That logic will hold true, to a scale an order of magnitude greater, with the return of the grizzly to Washington. The reason the northern Cascades are being studied for reintroduction isn’t simply that griz were there before—that can be said of almost all western North America. But the northern Cascades represents one of the only wild areas in the Lower 48 large enough to support a viable population. That is not by accident, but by virtue of deliberate efforts to protect the area from mining, logging, and housing development. The grizzly bear, then, and the fisher, and the pronghorn, can be seen as the fulfillment of work done a generation ago to protect habitat, even when the beneficiaries of that habitat were not around to enjoy it.
And in a circular way, these species may well encourage more investment in habitat protection by re-engaging people with the outdoors.
By increasing the biodiversity of a forest, McCord notes, you are “increasing immensely the intellectual excitement” of it. That in turn may help people re-engage with Seattle’s wild backyard, which can seem a world away from the traffic jams of South Lake Union.

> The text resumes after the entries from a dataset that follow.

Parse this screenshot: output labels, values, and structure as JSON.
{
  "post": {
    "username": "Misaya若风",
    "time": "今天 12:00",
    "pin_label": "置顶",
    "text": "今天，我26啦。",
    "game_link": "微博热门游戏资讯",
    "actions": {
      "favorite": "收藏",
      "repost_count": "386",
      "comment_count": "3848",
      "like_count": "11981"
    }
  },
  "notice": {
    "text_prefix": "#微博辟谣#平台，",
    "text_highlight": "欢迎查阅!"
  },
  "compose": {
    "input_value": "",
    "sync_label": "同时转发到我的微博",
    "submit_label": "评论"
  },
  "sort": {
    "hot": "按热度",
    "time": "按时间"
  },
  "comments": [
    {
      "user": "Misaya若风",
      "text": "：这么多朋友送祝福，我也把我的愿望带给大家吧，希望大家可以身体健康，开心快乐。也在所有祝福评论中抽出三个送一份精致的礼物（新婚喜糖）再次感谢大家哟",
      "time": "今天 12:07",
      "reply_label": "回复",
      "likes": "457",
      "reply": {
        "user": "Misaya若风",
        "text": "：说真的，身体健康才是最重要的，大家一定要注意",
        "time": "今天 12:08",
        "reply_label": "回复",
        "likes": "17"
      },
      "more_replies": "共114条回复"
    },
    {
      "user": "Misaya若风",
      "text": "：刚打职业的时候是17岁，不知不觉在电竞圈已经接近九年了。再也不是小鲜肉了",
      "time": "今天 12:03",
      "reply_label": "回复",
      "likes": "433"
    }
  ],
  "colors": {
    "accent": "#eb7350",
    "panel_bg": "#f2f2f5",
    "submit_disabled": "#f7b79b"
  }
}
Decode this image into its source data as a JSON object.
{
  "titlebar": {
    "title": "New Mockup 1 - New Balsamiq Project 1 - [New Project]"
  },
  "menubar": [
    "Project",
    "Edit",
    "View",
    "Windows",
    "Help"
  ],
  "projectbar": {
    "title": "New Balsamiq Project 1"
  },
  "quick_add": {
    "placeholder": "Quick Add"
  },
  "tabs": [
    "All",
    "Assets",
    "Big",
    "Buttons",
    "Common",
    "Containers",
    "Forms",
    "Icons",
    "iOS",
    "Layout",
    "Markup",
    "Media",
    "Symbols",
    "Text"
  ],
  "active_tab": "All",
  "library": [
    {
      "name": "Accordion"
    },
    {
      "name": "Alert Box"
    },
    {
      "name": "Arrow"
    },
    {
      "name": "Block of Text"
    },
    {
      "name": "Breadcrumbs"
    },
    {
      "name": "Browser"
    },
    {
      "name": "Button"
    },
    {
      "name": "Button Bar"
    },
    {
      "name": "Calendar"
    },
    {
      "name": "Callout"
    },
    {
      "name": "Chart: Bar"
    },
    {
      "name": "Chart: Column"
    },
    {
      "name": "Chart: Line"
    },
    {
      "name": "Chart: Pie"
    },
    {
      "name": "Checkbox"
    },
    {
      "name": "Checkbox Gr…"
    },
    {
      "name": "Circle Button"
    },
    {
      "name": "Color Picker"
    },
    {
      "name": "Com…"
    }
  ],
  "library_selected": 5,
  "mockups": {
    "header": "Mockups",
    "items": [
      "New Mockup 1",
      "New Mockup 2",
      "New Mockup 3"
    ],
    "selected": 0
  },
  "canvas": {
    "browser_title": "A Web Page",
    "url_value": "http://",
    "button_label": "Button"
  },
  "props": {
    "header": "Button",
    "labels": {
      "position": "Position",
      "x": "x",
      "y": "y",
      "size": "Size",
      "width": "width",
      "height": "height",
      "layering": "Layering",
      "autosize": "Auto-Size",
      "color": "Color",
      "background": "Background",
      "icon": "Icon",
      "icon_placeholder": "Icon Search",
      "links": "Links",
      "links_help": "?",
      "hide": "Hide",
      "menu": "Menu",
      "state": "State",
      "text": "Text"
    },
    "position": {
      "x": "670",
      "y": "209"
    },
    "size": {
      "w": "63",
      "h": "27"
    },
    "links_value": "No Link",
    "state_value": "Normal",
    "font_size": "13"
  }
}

“Letting people know they might see a wolverine, or there’s a chance to see a wolverine, that’s going to make the woods and the mountains a much more interesting and enticing place to be,” says Werntz. “We’ve made good decisions in how we manage the habitat in a way that makes room for species like the fisher. This is sort of the natural outcome to that.”
Seattle Weekly News Editor Daniel Person received a prestigious Sigma Delta Chi award from the Society of Professional Journalism for his reporting on the return of the gray wolf to Yellowstone National Park. He’s seen only one grizzly bear in his life—a boar in full sprint across a scree field in the Scapegoat Wilderness.